No officers over from Libby for a few days past. Nearly all the clothing issued. A few days more will close up the clothing business, and then probably all the outsiders will be sent inside; and for fear such will be the case we have decided upon to-morrow night for the escape (which I have not said much about in my diary). The nights are dark and cloudy. Messrs. Mustard and Hendryx both sleep outside now, and I must manage to, both to-night and to-morrow night. I have been two weeks trying to get a map of Virginia, and have at last succeeded. A negro brought it to me from the city. It has cost over thirty dollars Confederate money — at the North would have cost twenty five cents, I would not take for it, unless I could get another one, one thousand dollars in gold. We are well rigged, have some food saved up to take along; in good health and determined to get away. Lieut. Bossieux suspects, and today took the pains to say in our hearing that he knew an escape among the outsiders was in view, and as sure as there was a God in heaven if we tried it and got caught, and we surely would be, he would first shoot all he could before catching us, and the balance would be tied up and whipped every day until he got tired, as long as we lived. We must expect trouble. It does not change us in the least; if anything, makes us the more determined to get away. To-night we are to start, and I will write down the plans we have, running the risk of the rebels getting hold of it. At a few moments past eleven and before midnight the guard will let us cross his beat and go to the water's edge. We all have rebel clothing which we are to wear, furnished partly by a negro, and partly by the guard who helps us off. We take the quarter-master's boat, which we unlock, and having been furnished the countersign give it to the picket who will pretend that he thinks we are rebel guards going over to the city, in case we are caught, which will screen him in a measure. Having passed him, we get into the boat and row across the river, give the countersign to the guards on the other side of the river, and talk with them a little, being ourselves posted on general information regarding the place. To quiet their suspicions if they have any, we then start up into the town and when out of sight of the guards take a turn to the left, and go straight to the Richmond jail; taking care to avoid patrols &C. We will then meet with a negro who will guide us ten miles up the river, and then leave us in charge of friendly blacks who will keep us through the next day and at night pilot us farther along toward our lives.
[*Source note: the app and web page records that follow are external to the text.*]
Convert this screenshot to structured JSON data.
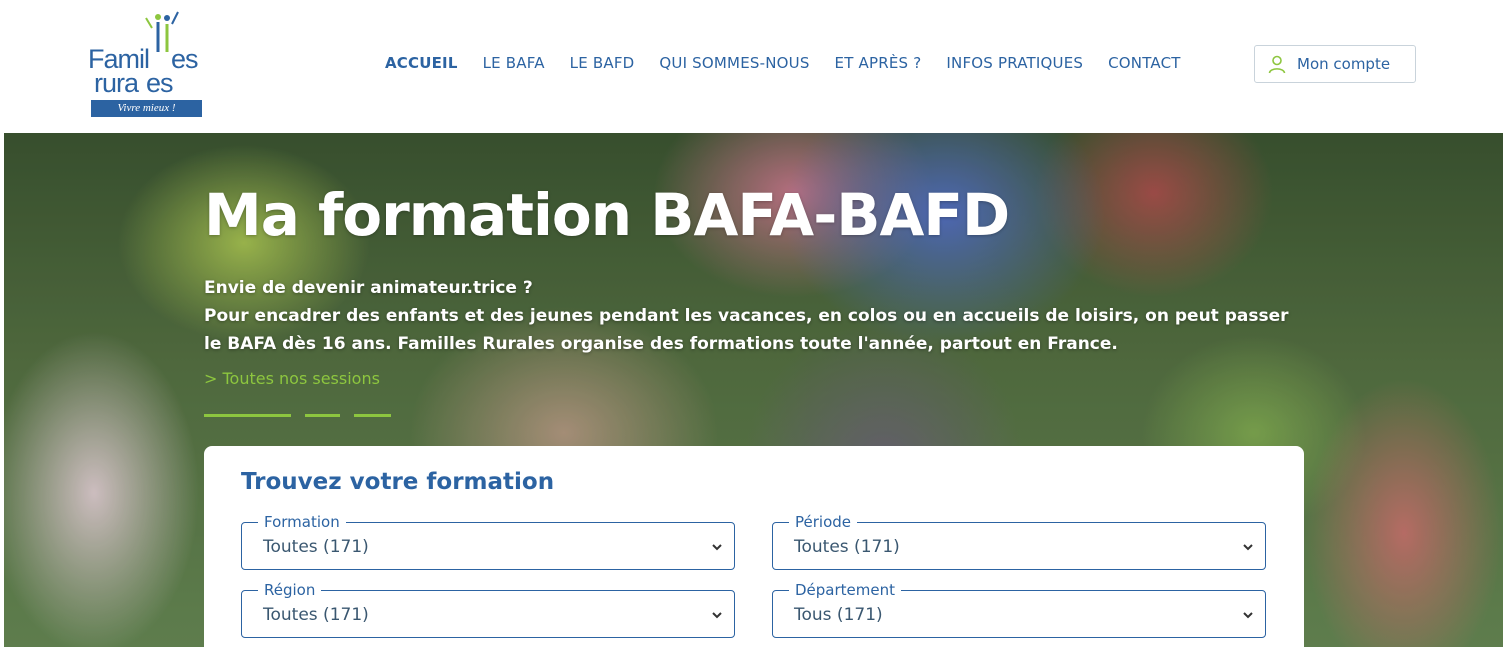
{
  "header": {
    "logo": {
      "line1": "Famil",
      "line1b": "es",
      "line2": "rura",
      "line2b": "es",
      "tagline": "Vivre mieux !"
    },
    "nav": [
      {
        "label": "ACCUEIL",
        "active": true
      },
      {
        "label": "LE BAFA",
        "active": false
      },
      {
        "label": "LE BAFD",
        "active": false
      },
      {
        "label": "QUI SOMMES-NOUS",
        "active": false
      },
      {
        "label": "ET APRÈS ?",
        "active": false
      },
      {
        "label": "INFOS PRATIQUES",
        "active": false
      },
      {
        "label": "CONTACT",
        "active": false
      }
    ],
    "account": {
      "label": "Mon compte",
      "icon": "user-icon"
    }
  },
  "hero": {
    "title": "Ma formation BAFA-BAFD",
    "intro_line1": "Envie de devenir animateur.trice ?",
    "intro_line2": "Pour encadrer des enfants et des jeunes pendant les vacances, en colos ou en accueils de loisirs, on peut passer le BAFA dès 16 ans. Familles Rurales organise des formations toute l'année, partout en France.",
    "link": "> Toutes nos sessions"
  },
  "search": {
    "title": "Trouvez votre formation",
    "fields": [
      {
        "label": "Formation",
        "value": "Toutes (171)"
      },
      {
        "label": "Période",
        "value": "Toutes (171)"
      },
      {
        "label": "Région",
        "value": "Toutes (171)"
      },
      {
        "label": "Département",
        "value": "Tous (171)"
      }
    ]
  },
  "colors": {
    "brand_blue": "#2c63a2",
    "accent_green": "#8dc63f"
  }
}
If possible, I shall steal the rebel flag, which is kept nights in the lieutenant's tent, and a few other relics, to take along with me. The big bell in Richmond strikes six, and we close our diary, hoping never to look upon it again until we return to free our fellow prisoners, with the glorious army of the .North. Now we leave our diary to finish preparations for the flight for freedom. May God aid us in this land of tyranny, where we have met nothing but suffering. Good bye, Belle Isle and Prison. Hail! Freedom, Home, Friends, and the Grand Army of the Old Flag!. What is in store for us in the future?
SOURCE: John L. Ransom, Andersonville Diary, p. 28-30